(Data for this task)
§
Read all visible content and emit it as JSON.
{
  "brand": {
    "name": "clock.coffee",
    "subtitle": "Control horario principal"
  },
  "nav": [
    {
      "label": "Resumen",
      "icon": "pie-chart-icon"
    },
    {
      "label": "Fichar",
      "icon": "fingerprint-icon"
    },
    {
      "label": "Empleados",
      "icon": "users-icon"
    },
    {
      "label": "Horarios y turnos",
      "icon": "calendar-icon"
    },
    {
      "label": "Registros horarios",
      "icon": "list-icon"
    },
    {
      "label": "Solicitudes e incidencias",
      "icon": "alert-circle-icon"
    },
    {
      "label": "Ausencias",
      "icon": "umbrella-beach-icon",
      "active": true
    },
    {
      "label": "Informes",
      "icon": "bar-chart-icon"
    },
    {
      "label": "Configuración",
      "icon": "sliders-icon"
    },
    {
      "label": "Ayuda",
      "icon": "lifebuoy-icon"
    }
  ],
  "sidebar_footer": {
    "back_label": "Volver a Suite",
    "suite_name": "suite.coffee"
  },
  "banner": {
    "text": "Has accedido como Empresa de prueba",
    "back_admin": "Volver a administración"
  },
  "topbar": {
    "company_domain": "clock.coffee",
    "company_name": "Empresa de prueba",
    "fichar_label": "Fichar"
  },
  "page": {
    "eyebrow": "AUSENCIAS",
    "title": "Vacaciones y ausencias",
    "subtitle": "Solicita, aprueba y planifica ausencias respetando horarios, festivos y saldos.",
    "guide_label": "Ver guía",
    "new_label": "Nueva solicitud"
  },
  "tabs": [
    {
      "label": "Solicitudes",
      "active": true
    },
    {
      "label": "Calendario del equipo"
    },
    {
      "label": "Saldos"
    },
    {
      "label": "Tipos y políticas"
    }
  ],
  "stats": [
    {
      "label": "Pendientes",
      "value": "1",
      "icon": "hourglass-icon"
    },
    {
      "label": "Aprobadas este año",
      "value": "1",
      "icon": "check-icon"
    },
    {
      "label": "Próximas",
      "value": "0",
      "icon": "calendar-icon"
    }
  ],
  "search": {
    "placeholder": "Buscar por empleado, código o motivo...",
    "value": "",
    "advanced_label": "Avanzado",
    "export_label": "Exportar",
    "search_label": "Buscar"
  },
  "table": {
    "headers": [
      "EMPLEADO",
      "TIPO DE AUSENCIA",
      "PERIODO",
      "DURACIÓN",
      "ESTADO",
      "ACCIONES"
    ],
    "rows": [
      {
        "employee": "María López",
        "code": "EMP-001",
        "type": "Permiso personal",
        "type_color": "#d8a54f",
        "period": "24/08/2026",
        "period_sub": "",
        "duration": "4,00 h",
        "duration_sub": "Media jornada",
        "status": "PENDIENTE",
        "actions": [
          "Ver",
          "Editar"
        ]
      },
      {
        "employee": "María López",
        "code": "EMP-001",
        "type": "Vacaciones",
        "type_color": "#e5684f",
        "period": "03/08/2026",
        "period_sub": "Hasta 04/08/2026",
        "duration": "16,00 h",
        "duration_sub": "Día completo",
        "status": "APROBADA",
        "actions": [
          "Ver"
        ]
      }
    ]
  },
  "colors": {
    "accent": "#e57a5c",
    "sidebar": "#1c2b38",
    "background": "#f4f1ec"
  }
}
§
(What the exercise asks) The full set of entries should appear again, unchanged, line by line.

(Written solution)
Read all visible content and emit it as JSON.
{
  "brand": {
    "name": "clock.coffee",
    "subtitle": "Control horario principal"
  },
  "nav": [
    {
      "label": "Resumen",
      "icon": "pie-chart-icon"
    },
    {
      "label": "Fichar",
      "icon": "fingerprint-icon"
    },
    {
      "label": "Empleados",
      "icon": "users-icon"
    },
    {
      "label": "Horarios y turnos",
      "icon": "calendar-icon"
    },
    {
      "label": "Registros horarios",
      "icon": "list-icon"
    },
    {
      "label": "Solicitudes e incidencias",
      "icon": "alert-circle-icon"
    },
    {
      "label": "Ausencias",
      "icon": "umbrella-beach-icon",
      "active": true
    },
    {
      "label": "Informes",
      "icon": "bar-chart-icon"
    },
    {
      "label": "Configuración",
      "icon": "sliders-icon"
    },
    {
      "label": "Ayuda",
      "icon": "lifebuoy-icon"
    }
  ],
  "sidebar_footer": {
    "back_label": "Volver a Suite",
    "suite_name": "suite.coffee"
  },
  "banner": {
    "text": "Has accedido como Empresa de prueba",
    "back_admin": "Volver a administración"
  },
  "topbar": {
    "company_domain": "clock.coffee",
    "company_name": "Empresa de prueba",
    "fichar_label": "Fichar"
  },
  "page": {
    "eyebrow": "AUSENCIAS",
    "title": "Vacaciones y ausencias",
    "subtitle": "Solicita, aprueba y planifica ausencias respetando horarios, festivos y saldos.",
    "guide_label": "Ver guía",
    "new_label": "Nueva solicitud"
  },
  "tabs": [
    {
      "label": "Solicitudes",
      "active": true
    },
    {
      "label": "Calendario del equipo"
    },
    {
      "label": "Saldos"
    },
    {
      "label": "Tipos y políticas"
    }
  ],
  "stats": [
    {
      "label": "Pendientes",
      "value": "1",
      "icon": "hourglass-icon"
    },
    {
      "label": "Aprobadas este año",
      "value": "1",
      "icon": "check-icon"
    },
    {
      "label": "Próximas",
      "value": "0",
      "icon": "calendar-icon"
    }
  ],
  "search": {
    "placeholder": "Buscar por empleado, código o motivo...",
    "value": "",
    "advanced_label": "Avanzado",
    "export_label": "Exportar",
    "search_label": "Buscar"
  },
  "table": {
    "headers": [
      "EMPLEADO",
      "TIPO DE AUSENCIA",
      "PERIODO",
      "DURACIÓN",
      "ESTADO",
      "ACCIONES"
    ],
    "rows": [
      {
        "employee": "María López",
        "code": "EMP-001",
        "type": "Permiso personal",
        "type_color": "#d8a54f",
        "period": "24/08/2026",
        "period_sub": "",
        "duration": "4,00 h",
        "duration_sub": "Media jornada",
        "status": "PENDIENTE",
        "actions": [
          "Ver",
          "Editar"
        ]
      },
      {
        "employee": "María López",
        "code": "EMP-001",
        "type": "Vacaciones",
        "type_color": "#e5684f",
        "period": "03/08/2026",
        "period_sub": "Hasta 04/08/2026",
        "duration": "16,00 h",
        "duration_sub": "Día completo",
        "status": "APROBADA",
        "actions": [
          "Ver"
        ]
      }
    ]
  },
  "colors": {
    "accent": "#e57a5c",
    "sidebar": "#1c2b38",
    "background": "#f4f1ec"
  }
}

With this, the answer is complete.